In case anyone was under the impression that community asset transfer is being pushed here as a panacea for all ills and all occasions then what Scoil an Droichid are currently going through should serve as a dire warning of some of the risks involved.
It’s not that the school is not in general terms viable. But that the original transfer of the asset (back in 2001) according to Simon Doyle writing on the front page of todays Irish News, has left “the 140 pupil school caught in the middle of a row between government and landlord who are at odds over who owns the ground”.
The landlord is An Droichead, a cultural organisation which invests in a range of project, and provides all manner of language based activities.
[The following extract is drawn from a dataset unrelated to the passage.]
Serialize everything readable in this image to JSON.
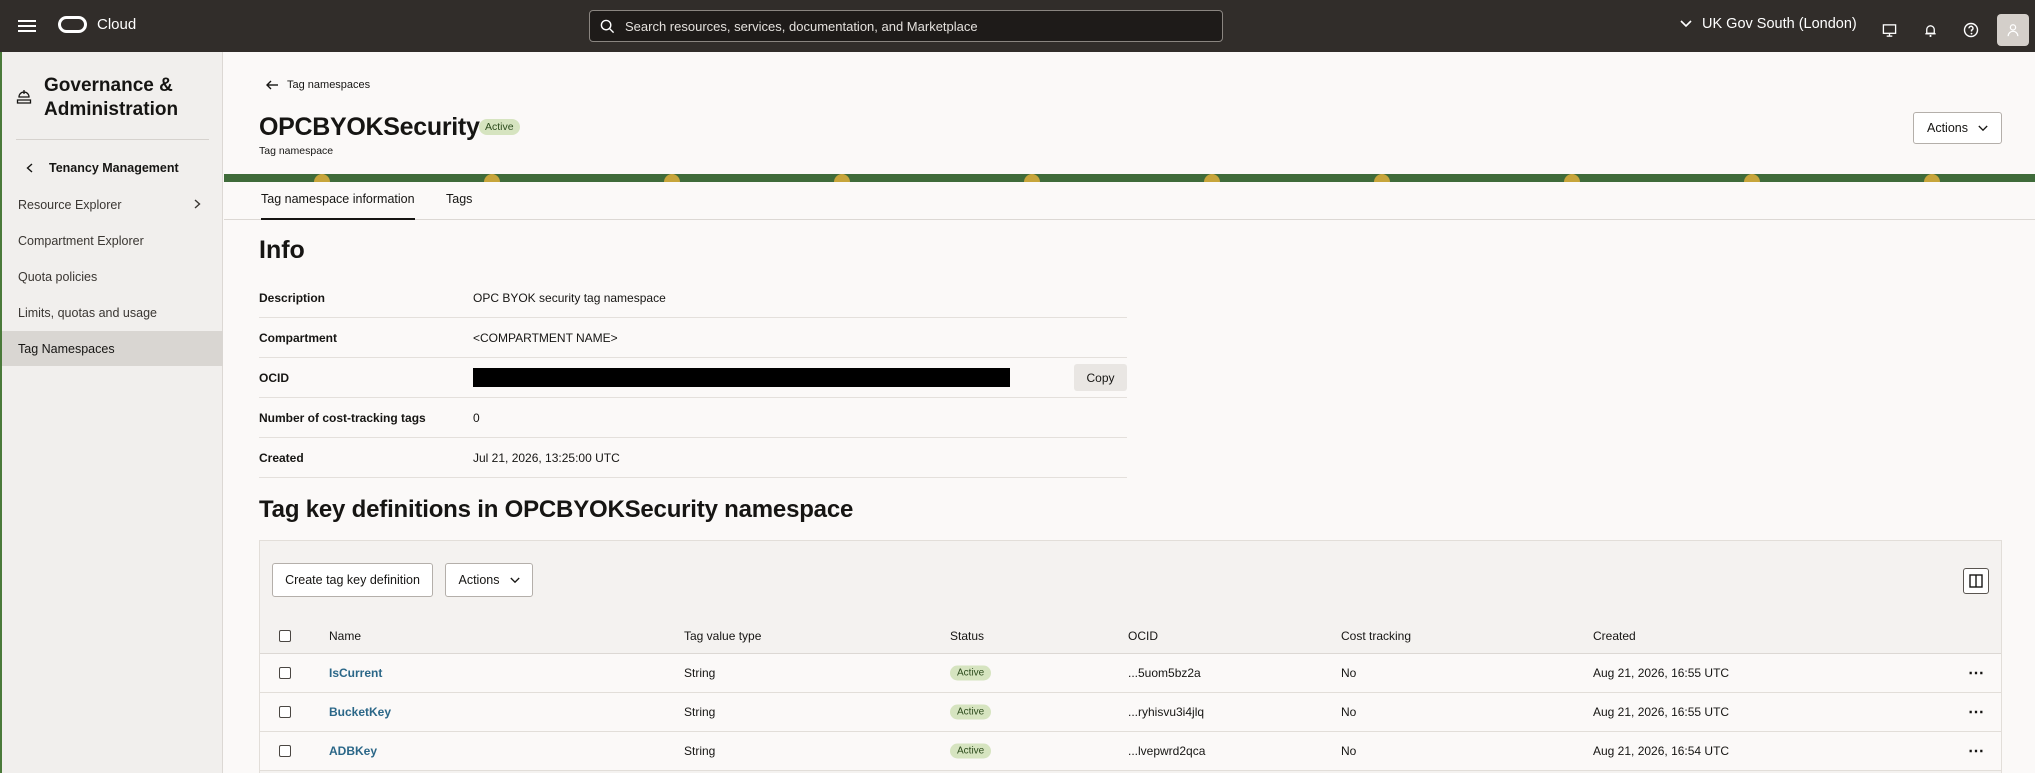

The school was was transferred in 2001 and was treated as a tenant to the larger organisation, but according to Doyle these payments stopped in 2008, in the expectation, on the community side, that the department would then continue to make payments on its behalf.
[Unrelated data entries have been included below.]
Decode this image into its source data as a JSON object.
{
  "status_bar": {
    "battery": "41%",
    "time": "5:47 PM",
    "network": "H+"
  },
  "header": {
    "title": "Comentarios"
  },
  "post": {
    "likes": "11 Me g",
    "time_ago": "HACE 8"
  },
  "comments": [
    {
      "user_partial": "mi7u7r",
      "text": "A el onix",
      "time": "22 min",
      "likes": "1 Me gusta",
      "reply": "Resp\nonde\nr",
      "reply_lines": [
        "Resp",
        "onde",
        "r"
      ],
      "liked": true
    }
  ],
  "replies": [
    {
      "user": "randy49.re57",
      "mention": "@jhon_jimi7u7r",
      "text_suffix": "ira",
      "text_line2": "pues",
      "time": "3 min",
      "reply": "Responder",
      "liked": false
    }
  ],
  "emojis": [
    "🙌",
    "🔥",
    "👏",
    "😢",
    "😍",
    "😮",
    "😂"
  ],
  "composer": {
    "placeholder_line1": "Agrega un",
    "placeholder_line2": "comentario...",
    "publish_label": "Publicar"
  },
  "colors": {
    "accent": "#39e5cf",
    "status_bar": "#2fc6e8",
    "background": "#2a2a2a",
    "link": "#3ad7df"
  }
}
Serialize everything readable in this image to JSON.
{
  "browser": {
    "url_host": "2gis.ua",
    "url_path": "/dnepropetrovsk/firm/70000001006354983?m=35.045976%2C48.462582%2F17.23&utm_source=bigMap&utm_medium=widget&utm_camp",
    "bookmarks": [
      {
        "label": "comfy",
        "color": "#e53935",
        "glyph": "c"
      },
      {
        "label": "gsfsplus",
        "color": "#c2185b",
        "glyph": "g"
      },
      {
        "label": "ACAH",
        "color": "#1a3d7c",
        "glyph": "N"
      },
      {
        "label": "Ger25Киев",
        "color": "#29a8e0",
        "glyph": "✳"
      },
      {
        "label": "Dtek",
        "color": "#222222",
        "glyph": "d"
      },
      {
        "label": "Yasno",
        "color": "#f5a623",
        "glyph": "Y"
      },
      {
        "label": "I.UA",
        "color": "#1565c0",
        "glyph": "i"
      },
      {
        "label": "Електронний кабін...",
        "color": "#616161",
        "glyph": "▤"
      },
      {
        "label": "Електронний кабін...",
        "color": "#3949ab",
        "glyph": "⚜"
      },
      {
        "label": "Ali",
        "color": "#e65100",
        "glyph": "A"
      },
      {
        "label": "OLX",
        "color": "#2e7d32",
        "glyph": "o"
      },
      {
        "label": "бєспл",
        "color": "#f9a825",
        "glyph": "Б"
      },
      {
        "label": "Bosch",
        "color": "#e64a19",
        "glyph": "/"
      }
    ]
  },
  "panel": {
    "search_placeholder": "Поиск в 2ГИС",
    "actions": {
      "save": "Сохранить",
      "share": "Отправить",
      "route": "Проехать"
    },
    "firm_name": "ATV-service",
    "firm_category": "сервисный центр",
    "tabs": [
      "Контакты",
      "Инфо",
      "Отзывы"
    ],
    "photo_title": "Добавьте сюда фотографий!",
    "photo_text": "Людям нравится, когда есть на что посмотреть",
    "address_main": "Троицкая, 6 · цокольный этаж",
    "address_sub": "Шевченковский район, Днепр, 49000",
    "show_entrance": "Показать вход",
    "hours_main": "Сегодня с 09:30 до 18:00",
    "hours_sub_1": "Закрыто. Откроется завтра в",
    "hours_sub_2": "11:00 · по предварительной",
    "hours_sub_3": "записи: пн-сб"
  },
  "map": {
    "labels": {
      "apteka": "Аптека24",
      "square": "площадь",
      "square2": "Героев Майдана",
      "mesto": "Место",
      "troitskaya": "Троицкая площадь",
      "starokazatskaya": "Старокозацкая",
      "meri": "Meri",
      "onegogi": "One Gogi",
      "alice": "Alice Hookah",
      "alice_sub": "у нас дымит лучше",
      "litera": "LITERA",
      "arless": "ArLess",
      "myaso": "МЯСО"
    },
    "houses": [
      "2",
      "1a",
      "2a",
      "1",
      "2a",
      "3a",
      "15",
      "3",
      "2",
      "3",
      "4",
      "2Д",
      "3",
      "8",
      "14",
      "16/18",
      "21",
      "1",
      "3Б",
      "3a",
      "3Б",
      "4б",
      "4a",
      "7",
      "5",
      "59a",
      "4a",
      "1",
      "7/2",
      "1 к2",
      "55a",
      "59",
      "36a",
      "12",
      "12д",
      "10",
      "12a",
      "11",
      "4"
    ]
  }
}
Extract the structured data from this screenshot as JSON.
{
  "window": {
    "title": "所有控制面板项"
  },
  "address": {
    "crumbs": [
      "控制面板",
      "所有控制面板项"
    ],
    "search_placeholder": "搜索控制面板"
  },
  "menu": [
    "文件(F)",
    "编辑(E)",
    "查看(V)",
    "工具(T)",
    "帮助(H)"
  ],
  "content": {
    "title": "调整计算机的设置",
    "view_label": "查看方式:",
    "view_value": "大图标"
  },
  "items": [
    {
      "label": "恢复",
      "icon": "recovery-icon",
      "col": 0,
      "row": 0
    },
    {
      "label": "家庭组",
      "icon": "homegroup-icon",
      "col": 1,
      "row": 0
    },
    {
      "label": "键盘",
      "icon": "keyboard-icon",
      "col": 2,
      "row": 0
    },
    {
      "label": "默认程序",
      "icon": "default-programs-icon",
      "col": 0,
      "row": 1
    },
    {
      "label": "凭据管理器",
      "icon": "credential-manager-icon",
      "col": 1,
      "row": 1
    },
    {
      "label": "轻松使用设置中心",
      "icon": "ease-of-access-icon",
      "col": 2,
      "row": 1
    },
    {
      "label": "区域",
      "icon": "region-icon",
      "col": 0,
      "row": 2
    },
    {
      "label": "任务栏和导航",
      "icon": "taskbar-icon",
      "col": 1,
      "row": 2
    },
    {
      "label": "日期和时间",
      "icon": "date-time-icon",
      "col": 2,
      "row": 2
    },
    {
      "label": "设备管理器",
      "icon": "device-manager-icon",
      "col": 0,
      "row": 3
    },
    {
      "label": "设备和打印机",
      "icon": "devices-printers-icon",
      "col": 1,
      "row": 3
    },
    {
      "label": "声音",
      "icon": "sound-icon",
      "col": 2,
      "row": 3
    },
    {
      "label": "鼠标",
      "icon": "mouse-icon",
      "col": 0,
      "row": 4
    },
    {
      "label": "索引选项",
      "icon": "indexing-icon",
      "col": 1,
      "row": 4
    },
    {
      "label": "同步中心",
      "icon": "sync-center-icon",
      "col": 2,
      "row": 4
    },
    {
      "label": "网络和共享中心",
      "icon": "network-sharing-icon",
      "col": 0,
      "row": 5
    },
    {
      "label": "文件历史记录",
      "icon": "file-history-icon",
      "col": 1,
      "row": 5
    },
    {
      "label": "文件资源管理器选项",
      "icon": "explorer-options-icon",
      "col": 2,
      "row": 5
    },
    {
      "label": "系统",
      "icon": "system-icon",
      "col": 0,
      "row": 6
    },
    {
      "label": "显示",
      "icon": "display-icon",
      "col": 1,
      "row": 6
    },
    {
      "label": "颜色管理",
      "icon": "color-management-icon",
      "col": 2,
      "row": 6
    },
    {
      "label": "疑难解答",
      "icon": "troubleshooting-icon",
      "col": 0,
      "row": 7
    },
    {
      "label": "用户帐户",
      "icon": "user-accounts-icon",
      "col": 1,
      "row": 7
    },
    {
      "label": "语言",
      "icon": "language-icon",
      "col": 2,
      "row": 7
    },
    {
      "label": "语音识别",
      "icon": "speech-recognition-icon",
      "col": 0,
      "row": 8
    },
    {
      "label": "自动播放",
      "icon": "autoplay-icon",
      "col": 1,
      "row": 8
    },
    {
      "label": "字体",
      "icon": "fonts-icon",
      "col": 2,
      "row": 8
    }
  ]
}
Dr Pol Deeds told the Irish News that the organisation is now in considerable debt to the bank because of “their mission to develop new facilities for the school and its community.”
The Department of Education issued this statement today:
Scoil an Droichid is a thriving Irish-medium school of 140 pupils, serving the South and East Belfast areas. The school opened in 1997 and public monies were used at the time to purchase the land on which the school is sited as well as accommodation for the school.
In 2001 the land was transferred to An Droichead Ltd free of charge. Following that transfer An Droichead Ltd sought rental payments. Despite claims to the contrary, the Department gave no assurances that rental income would be paid.
The Department understands that efforts are underway to resolve the issue between the respective parties. The Department will continue however to support the school and work to secure its future while discharging its responsibilities for the use of public funds.
To paraphrase Laurence Bradley, Ownership of assets is tempered by the extent to which you have control…
Mick is founding editor of Slugger. He has written papers on the impacts of the Internet on politics and the wider media and is a regular guest and speaking events across Ireland, the UK and Europe. Twitter: @MickFealty